Refers to the collective appearance.

It appears from the context of these verses that this second appearance will be for the purpose of reconciling the past relations of the nations to the requirements of justice and law. These relations have often been contrary to justice and fairplay. For example, among a people there might be an underprivileged person quite fit to be at the helm of affairs. All such wrongs will be redressed.

The Qur'an has called the day on which all this will happen the day of Taghabun or the day of disillusion. How will this disillusion take place? When all people will get together, each one of them will be feeling that in his worldly life he was cheated by his society. One that day when nothing but truth will be accepted. Each one will be compensated for the wrong done to him. The Qur'an says:

The day when He shall gather you for the Day of Assembling, that will be a day of mutual disillusion. (Surah al-Taghabun, 64: 9)

In short, there exist two types of deed-sheets: (i) Individual deed-sheets which deal with the individual deeds and (ii) Collective deed-sheets showing the deeds of each nation.

As mentioned earlier, an act of a nation is a three-dimensional act. The first dimension is provided by the doer, who is called the active cause by Aristotle. The second dimension is provided by the objective which the doer has in his mind. Aristotle has named it final cause. The third dimension is provided by the field of the action and the extent of its effect, is known as the material cause. The laws of history apply only to a three-dimension act. That is true of a collective act only.

Has Society Any Existence Independent of Individuals?

It does not behove us to think like some European philosophers that society has an independent and organic existence separate from that of the individuals, and that individual is nothing but a cell of the independent body that society is.

This is how Hegel and some other European philosophers think. They hold that a collective action is separate from and independent of an individual action. These people want to differentiate between collective and individual acts. They say that society is a genuine and organic being, and all individuals are actually squeezed into the body of this entity.

Each individual is just a cell of this body. From within society the individual opens a window for himself to the outside through which he influences society according to his ability and creative power. On this basis every discovery and every new idea represents an outlooking window of this Hegelian unit that society is. Many European philosophers have accepted this fictitious idea as a distinguishing feature of collective action as compared to individual action. But it must be said frankly that this idea is not correct. We need not indulge in such a baseless and wild fanaticism.
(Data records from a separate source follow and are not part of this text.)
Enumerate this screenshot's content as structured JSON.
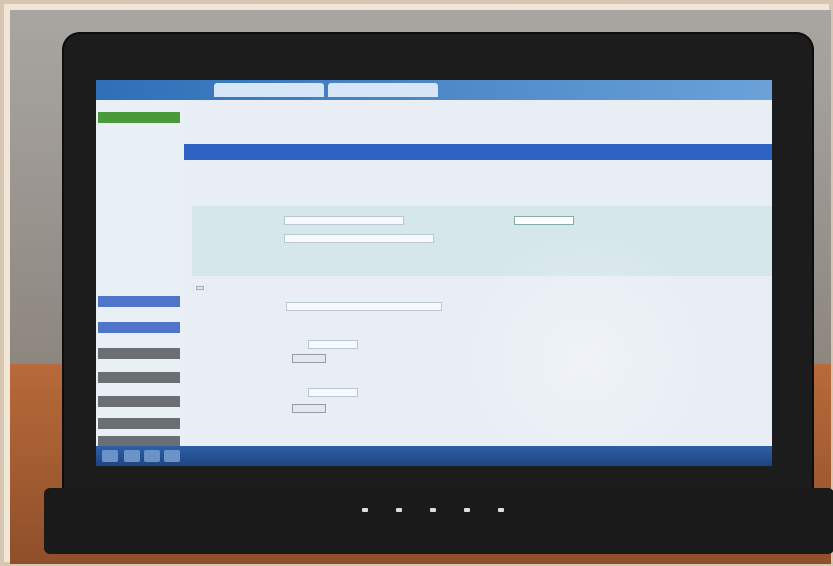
{
  "colors": {
    "browser_bar": "#2f6fb7",
    "section_bar": "#2e63c4",
    "sidebar_green": "#4a9a3a",
    "sidebar_blue": "#4f74c9",
    "sidebar_gray": "#6b6f73",
    "taskbar": "#2e5fa8"
  },
  "browser": {
    "tabs": [
      "",
      ""
    ]
  },
  "sidebar": {
    "head_main": "",
    "items": [
      "",
      "",
      "",
      "",
      "",
      "",
      "",
      "",
      "",
      "",
      ""
    ],
    "bottom_heads": [
      "",
      "",
      "",
      "",
      "",
      "",
      ""
    ]
  },
  "notice": {
    "lines": [
      "",
      "",
      ""
    ]
  },
  "section_bar": "",
  "page_title": "",
  "form": {
    "label_1": "",
    "label_2": "",
    "label_3": "",
    "select_value": "",
    "link_1": "",
    "link_2": "",
    "checkbox_link": ""
  },
  "fieldset": {
    "legend": "",
    "label_a": "",
    "label_b": "",
    "label_c": "",
    "col_1": "",
    "col_2": "",
    "col_3": "",
    "row_text_1": "",
    "row_text_2": "",
    "button_1": "",
    "button_2": ""
  },
  "taskbar": {
    "clock": ""
  },
  "laptop": {
    "brand": ""
  }
}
We do not believe that society has any conception besides being a collection of the individuals. It is evident that any philosophical discussion of Hegel's theory is beyond the scope of our present discourse, for the discussion of his theory about society requires the review of the entire system of his philosophy.

All that we want to point out is the incorrectness of his idea. In short, we need not invent a myth to differentiate between an individual act and a collective act, as for the purpose of making a distinction between the two, our explanation about the third dimension is enough. An individual act has only two dimensions. If there is a third dimension also, the act becomes a collective act. Society provides the ground for a collective act and forms its material cause.

In case the act is collective, it is recorded in the deed-sheet of a nation crouching before its Allah. That is the true difference between the two types of acts. As such the conclusion we draw from the foregoing discussion is that the subject of the laws of history is a purposive act having a social background, the effect of which covers society or the nation as a whole in accordance with its being limited or extensive.